#### EXERCISE INSTRUCTIONS:
Each line of the records needs to be written out exactly, with any image left out.

#### RECORD EXCERPTS ####

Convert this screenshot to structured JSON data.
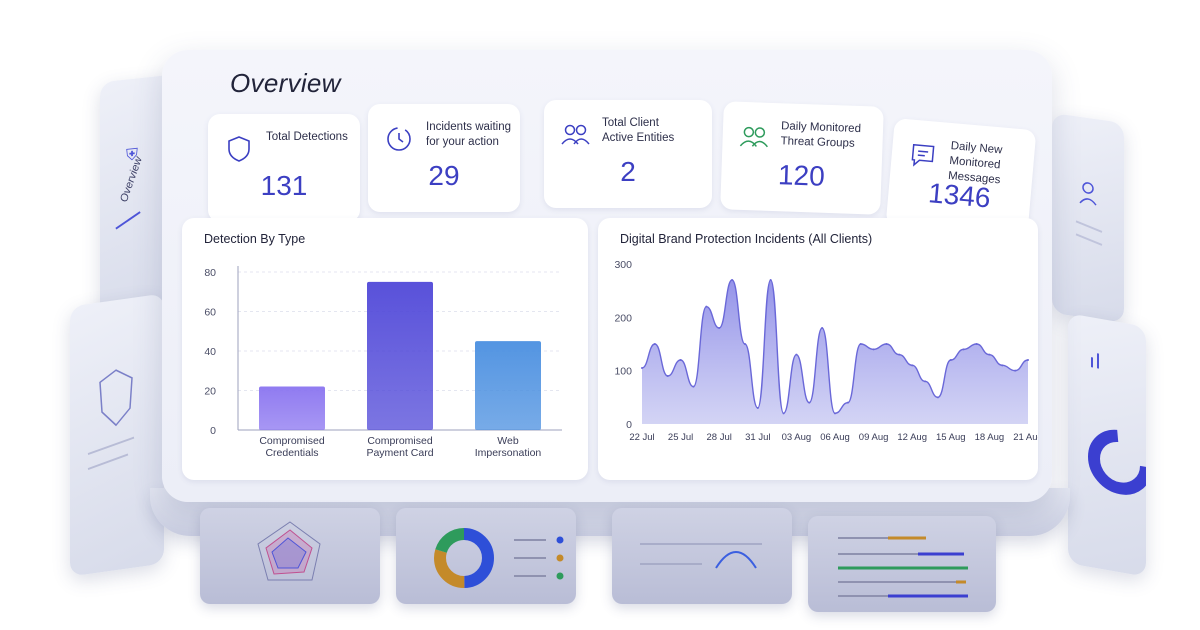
{
  "title": "Overview",
  "side_panel": {
    "label": "Overview"
  },
  "stats": [
    {
      "label": "Total Detections",
      "value": "131",
      "icon": "shield-icon"
    },
    {
      "label": "Incidents waiting for your action",
      "value": "29",
      "icon": "clock-icon"
    },
    {
      "label": "Total Client Active Entities",
      "value": "2",
      "icon": "users-icon"
    },
    {
      "label": "Daily Monitored Threat Groups",
      "value": "120",
      "icon": "group-icon"
    },
    {
      "label": "Daily New Monitored Messages",
      "value": "1346",
      "icon": "message-icon"
    }
  ],
  "colors": {
    "accent": "#3c3fc2",
    "bar1": "#8a74f0",
    "bar2": "#5048d8",
    "bar3": "#4a8fe0",
    "area": "#8f8ee8",
    "green": "#2e9b5c"
  },
  "chart_data": [
    {
      "type": "bar",
      "title": "Detection By Type",
      "categories": [
        "Compromised Credentials",
        "Compromised Payment Card",
        "Web Impersonation"
      ],
      "category_lines": [
        [
          "Compromised",
          "Credentials"
        ],
        [
          "Compromised",
          "Payment Card"
        ],
        [
          "Web",
          "Impersonation"
        ]
      ],
      "values": [
        22,
        75,
        45
      ],
      "ylim": [
        0,
        80
      ],
      "yticks": [
        0,
        20,
        40,
        60,
        80
      ],
      "grid": true
    },
    {
      "type": "area",
      "title": "Digital Brand Protection Incidents (All Clients)",
      "x": [
        "22 Jul",
        "23 Jul",
        "24 Jul",
        "25 Jul",
        "26 Jul",
        "27 Jul",
        "28 Jul",
        "29 Jul",
        "30 Jul",
        "31 Jul",
        "01 Aug",
        "02 Aug",
        "03 Aug",
        "04 Aug",
        "05 Aug",
        "06 Aug",
        "07 Aug",
        "08 Aug",
        "09 Aug",
        "10 Aug",
        "11 Aug",
        "12 Aug",
        "13 Aug",
        "14 Aug",
        "15 Aug",
        "16 Aug",
        "17 Aug",
        "18 Aug",
        "19 Aug",
        "20 Aug",
        "21 Aug"
      ],
      "xticks": [
        "22 Jul",
        "25 Jul",
        "28 Jul",
        "31 Jul",
        "03 Aug",
        "06 Aug",
        "09 Aug",
        "12 Aug",
        "15 Aug",
        "18 Aug",
        "21 Aug"
      ],
      "values": [
        105,
        150,
        90,
        120,
        70,
        220,
        180,
        270,
        150,
        30,
        270,
        20,
        130,
        40,
        180,
        20,
        40,
        150,
        140,
        150,
        130,
        110,
        80,
        50,
        120,
        140,
        150,
        130,
        110,
        100,
        120
      ],
      "ylim": [
        0,
        300
      ],
      "yticks": [
        0,
        100,
        200,
        300
      ],
      "grid": false
    }
  ]
}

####

#### EXERCISE RESPONSE:
Convert this screenshot to structured JSON data.
{
  "title": "Overview",
  "side_panel": {
    "label": "Overview"
  },
  "stats": [
    {
      "label": "Total Detections",
      "value": "131",
      "icon": "shield-icon"
    },
    {
      "label": "Incidents waiting for your action",
      "value": "29",
      "icon": "clock-icon"
    },
    {
      "label": "Total Client Active Entities",
      "value": "2",
      "icon": "users-icon"
    },
    {
      "label": "Daily Monitored Threat Groups",
      "value": "120",
      "icon": "group-icon"
    },
    {
      "label": "Daily New Monitored Messages",
      "value": "1346",
      "icon": "message-icon"
    }
  ],
  "colors": {
    "accent": "#3c3fc2",
    "bar1": "#8a74f0",
    "bar2": "#5048d8",
    "bar3": "#4a8fe0",
    "area": "#8f8ee8",
    "green": "#2e9b5c"
  },
  "chart_data": [
    {
      "type": "bar",
      "title": "Detection By Type",
      "categories": [
        "Compromised Credentials",
        "Compromised Payment Card",
        "Web Impersonation"
      ],
      "category_lines": [
        [
          "Compromised",
          "Credentials"
        ],
        [
          "Compromised",
          "Payment Card"
        ],
        [
          "Web",
          "Impersonation"
        ]
      ],
      "values": [
        22,
        75,
        45
      ],
      "ylim": [
        0,
        80
      ],
      "yticks": [
        0,
        20,
        40,
        60,
        80
      ],
      "grid": true
    },
    {
      "type": "area",
      "title": "Digital Brand Protection Incidents (All Clients)",
      "x": [
        "22 Jul",
        "23 Jul",
        "24 Jul",
        "25 Jul",
        "26 Jul",
        "27 Jul",
        "28 Jul",
        "29 Jul",
        "30 Jul",
        "31 Jul",
        "01 Aug",
        "02 Aug",
        "03 Aug",
        "04 Aug",
        "05 Aug",
        "06 Aug",
        "07 Aug",
        "08 Aug",
        "09 Aug",
        "10 Aug",
        "11 Aug",
        "12 Aug",
        "13 Aug",
        "14 Aug",
        "15 Aug",
        "16 Aug",
        "17 Aug",
        "18 Aug",
        "19 Aug",
        "20 Aug",
        "21 Aug"
      ],
      "xticks": [
        "22 Jul",
        "25 Jul",
        "28 Jul",
        "31 Jul",
        "03 Aug",
        "06 Aug",
        "09 Aug",
        "12 Aug",
        "15 Aug",
        "18 Aug",
        "21 Aug"
      ],
      "values": [
        105,
        150,
        90,
        120,
        70,
        220,
        180,
        270,
        150,
        30,
        270,
        20,
        130,
        40,
        180,
        20,
        40,
        150,
        140,
        150,
        130,
        110,
        80,
        50,
        120,
        140,
        150,
        130,
        110,
        100,
        120
      ],
      "ylim": [
        0,
        300
      ],
      "yticks": [
        0,
        100,
        200,
        300
      ],
      "grid": false
    }
  ]
}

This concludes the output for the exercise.